James Siva, chairman of the CNIGA, wasn’t enthused about going back to voters. He said anything the tribes want to do with sports betting is going to be based on information and data.

“All of the data shows the California voter is just not ready for sports betting at this moment in time regardless of whether it’s tribally or commercially led,” Siva said. “We’re trying to base our decisions and path forward on information and not just how we feel. Tribes decided to wait an election cycle and let sports betting move out of the media and out of the voter’s mind, then work our way back into it in future cycles. This throws it right back into the voter’s face, and a lot of voters are just tired of the conversation. It was the most expensive proposition fight in the history of California. There was media nonstop – commercials and billboards. The average Californian was overwhelmed. They didn’t know which one did what and which one to vote for. Such confusion remains with the average voter. Now is not the time to get this done.”

Siva said any new form of Class III gaming that comes into the state starts and ends with tribes having exclusive rights, other than the carve out for race tracks offering sports betting. He said any pursuit of a ballot measure has to be led by tribes, rather than anyone else.

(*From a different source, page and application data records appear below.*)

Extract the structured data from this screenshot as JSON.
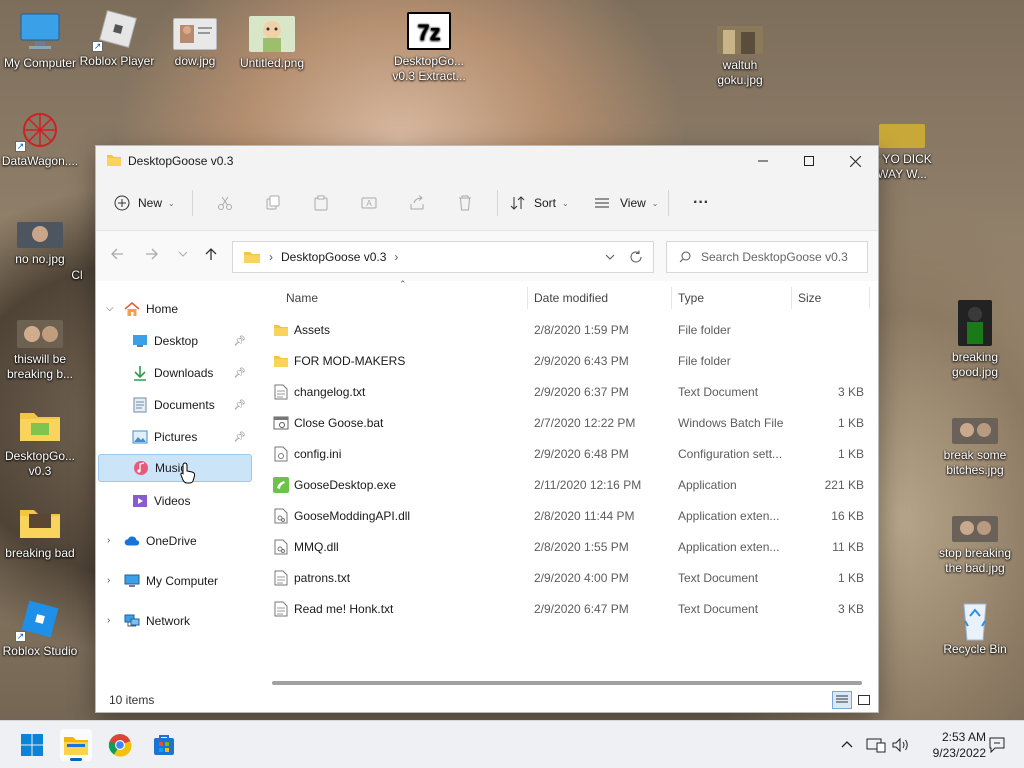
{
  "desktop": {
    "icons": [
      {
        "label": "My Computer"
      },
      {
        "label": "Roblox Player"
      },
      {
        "label": "dow.jpg"
      },
      {
        "label": "Untitled.png"
      },
      {
        "label": "DesktopGo... v0.3 Extract..."
      },
      {
        "label": "waltuh goku.jpg"
      },
      {
        "label": "DataWagon...."
      },
      {
        "label": "no no.jpg"
      },
      {
        "label": "thiswill be breaking b..."
      },
      {
        "label": "DesktopGo... v0.3"
      },
      {
        "label": "breaking bad"
      },
      {
        "label": "Roblox Studio"
      },
      {
        "label": "T YO DICK WAY W..."
      },
      {
        "label": "breaking good.jpg"
      },
      {
        "label": "break some bitches.jpg"
      },
      {
        "label": "stop breaking the bad.jpg"
      },
      {
        "label": "Recycle Bin"
      },
      {
        "label": "Cl"
      }
    ]
  },
  "window": {
    "title": "DesktopGoose v0.3",
    "toolbar": {
      "new_label": "New",
      "sort_label": "Sort",
      "view_label": "View",
      "more_label": "···"
    },
    "address": {
      "path": "DesktopGoose v0.3"
    },
    "search": {
      "placeholder": "Search DesktopGoose v0.3"
    },
    "nav": {
      "home": "Home",
      "desktop": "Desktop",
      "downloads": "Downloads",
      "documents": "Documents",
      "pictures": "Pictures",
      "music": "Music",
      "videos": "Videos",
      "onedrive": "OneDrive",
      "mycomputer": "My Computer",
      "network": "Network"
    },
    "columns": {
      "name": "Name",
      "date": "Date modified",
      "type": "Type",
      "size": "Size"
    },
    "files": [
      {
        "name": "Assets",
        "date": "2/8/2020 1:59 PM",
        "type": "File folder",
        "size": ""
      },
      {
        "name": "FOR MOD-MAKERS",
        "date": "2/9/2020 6:43 PM",
        "type": "File folder",
        "size": ""
      },
      {
        "name": "changelog.txt",
        "date": "2/9/2020 6:37 PM",
        "type": "Text Document",
        "size": "3 KB"
      },
      {
        "name": "Close Goose.bat",
        "date": "2/7/2020 12:22 PM",
        "type": "Windows Batch File",
        "size": "1 KB"
      },
      {
        "name": "config.ini",
        "date": "2/9/2020 6:48 PM",
        "type": "Configuration sett...",
        "size": "1 KB"
      },
      {
        "name": "GooseDesktop.exe",
        "date": "2/11/2020 12:16 PM",
        "type": "Application",
        "size": "221 KB"
      },
      {
        "name": "GooseModdingAPI.dll",
        "date": "2/8/2020 11:44 PM",
        "type": "Application exten...",
        "size": "16 KB"
      },
      {
        "name": "MMQ.dll",
        "date": "2/8/2020 1:55 PM",
        "type": "Application exten...",
        "size": "11 KB"
      },
      {
        "name": "patrons.txt",
        "date": "2/9/2020 4:00 PM",
        "type": "Text Document",
        "size": "1 KB"
      },
      {
        "name": "Read me! Honk.txt",
        "date": "2/9/2020 6:47 PM",
        "type": "Text Document",
        "size": "3 KB"
      }
    ],
    "status": {
      "item_count": "10 items"
    }
  },
  "taskbar": {
    "time": "2:53 AM",
    "date": "9/23/2022"
  },
  "colors": {
    "accent": "#0067c0",
    "folder": "#f4c542",
    "selection": "#cce4f7"
  }
}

“It goes back to the approach,” Siva said. “It goes back to holding tribes’ feet to the fire, as you are either going to get on board with this or we’re going to do it for you. That’s never going to work for us.”

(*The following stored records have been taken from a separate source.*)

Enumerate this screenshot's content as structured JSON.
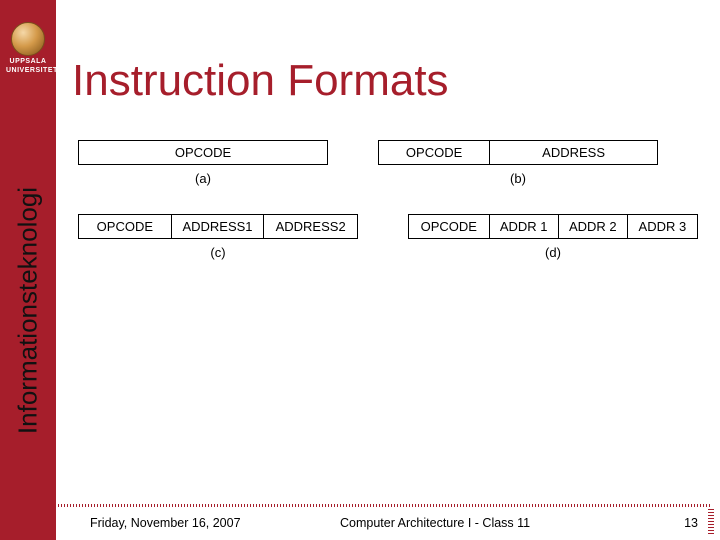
{
  "brand": {
    "university_line1": "UPPSALA",
    "university_line2": "UNIVERSITET",
    "department": "Informationsteknologi"
  },
  "title": "Instruction Formats",
  "formats": {
    "a": {
      "cells": [
        "OPCODE"
      ],
      "caption": "(a)"
    },
    "b": {
      "cells": [
        "OPCODE",
        "ADDRESS"
      ],
      "caption": "(b)"
    },
    "c": {
      "cells": [
        "OPCODE",
        "ADDRESS1",
        "ADDRESS2"
      ],
      "caption": "(c)"
    },
    "d": {
      "cells": [
        "OPCODE",
        "ADDR 1",
        "ADDR 2",
        "ADDR 3"
      ],
      "caption": "(d)"
    }
  },
  "footer": {
    "date": "Friday, November 16, 2007",
    "course": "Computer Architecture I - Class 11",
    "page": "13"
  },
  "colors": {
    "brand_red": "#a61e2b"
  }
}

Victor Rocha, conference chairman of the Indian Gaming Association, agreed that voters aren’t ready for a new ballot proposal. He noted that Thompson and Collins’s offer to pay for the ballot measures and help rid the state of illegal gaming was interesting and “not such a bad thing,” but the problem was the approach of not reaching out to tribes.

“This creates a runway for 2026,” Rocha said. “I don’t think anyone in their right mind thinks that 2024 is going to happen. The fatigue and coming back for online gaming would make us look like morons. The one thing we’ve been fortunate with voters is our honesty and being authentic.”

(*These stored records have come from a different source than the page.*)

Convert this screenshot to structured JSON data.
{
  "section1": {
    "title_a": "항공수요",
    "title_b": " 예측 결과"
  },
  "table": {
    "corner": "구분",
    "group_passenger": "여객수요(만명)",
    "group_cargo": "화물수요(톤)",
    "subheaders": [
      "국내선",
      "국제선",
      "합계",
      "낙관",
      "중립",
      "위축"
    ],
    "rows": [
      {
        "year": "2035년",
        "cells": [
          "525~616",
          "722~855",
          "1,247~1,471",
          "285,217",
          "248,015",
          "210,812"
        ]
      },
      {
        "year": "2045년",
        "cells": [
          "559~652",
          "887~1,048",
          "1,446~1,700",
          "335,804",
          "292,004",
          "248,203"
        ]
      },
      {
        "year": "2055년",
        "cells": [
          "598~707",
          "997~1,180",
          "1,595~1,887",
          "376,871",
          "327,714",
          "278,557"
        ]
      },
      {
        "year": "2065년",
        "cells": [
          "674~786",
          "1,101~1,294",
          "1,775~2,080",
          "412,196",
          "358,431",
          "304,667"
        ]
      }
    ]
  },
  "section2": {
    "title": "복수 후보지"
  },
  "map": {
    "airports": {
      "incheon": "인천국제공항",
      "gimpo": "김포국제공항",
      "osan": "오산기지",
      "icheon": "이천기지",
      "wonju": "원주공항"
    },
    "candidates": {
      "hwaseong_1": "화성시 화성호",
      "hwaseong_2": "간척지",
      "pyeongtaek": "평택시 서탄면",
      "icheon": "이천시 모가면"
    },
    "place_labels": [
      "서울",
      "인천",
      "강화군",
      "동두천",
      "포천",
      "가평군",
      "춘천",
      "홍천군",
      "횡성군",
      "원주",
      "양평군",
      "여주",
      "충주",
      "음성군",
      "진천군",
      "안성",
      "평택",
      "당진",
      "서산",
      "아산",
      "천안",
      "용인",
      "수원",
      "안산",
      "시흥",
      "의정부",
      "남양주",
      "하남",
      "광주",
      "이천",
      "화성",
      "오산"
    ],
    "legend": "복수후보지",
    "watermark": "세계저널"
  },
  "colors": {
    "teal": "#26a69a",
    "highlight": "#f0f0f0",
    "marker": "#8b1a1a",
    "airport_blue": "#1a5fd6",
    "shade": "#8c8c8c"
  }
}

Siva said that while it raises a framework for 2026, it also “starts to muddy the water” of who is going to push the issue, the tribes or a non-tribal entity.

“It’s going to send a shot across the bow for the commercial industry – the DraftKings and FanDuels of the world – that if they don’t put something together, they might get cut out of the market altogether. It puts everyone on high alert,” Siva said.

Rocha said the only way sports betting will get done in California is in an incremental way: retail first, then online.

“This is a completely different strategy than we were talking about,” Rocha said. “For me, it’s dead in the water no matter who pays for it. You’re going to make it worse for sports betting down the road when it comes to California voters.”

In an article published Wednesday in PlayUSA, the backers of the amendment said some tribes have expressed interest, but are withholding any support until they see the amended language of a ballot measure by the Dec. 1 deadline.

James Giles, executive director of the Indian Gaming Association, said commercial operators are likely looking at what’s going on with the latest attempt and worry they’re going to get cut out of California.

Siva said some of the commercial operators reached out to tribes after the failed ballot measure and said they didn’t understand the California gaming market and how tribes developed it. Now, many understand they have to work with the tribes instead of trying to dictate. “If you want to come into gaming in California, there’s going to be a relationship with tribes.”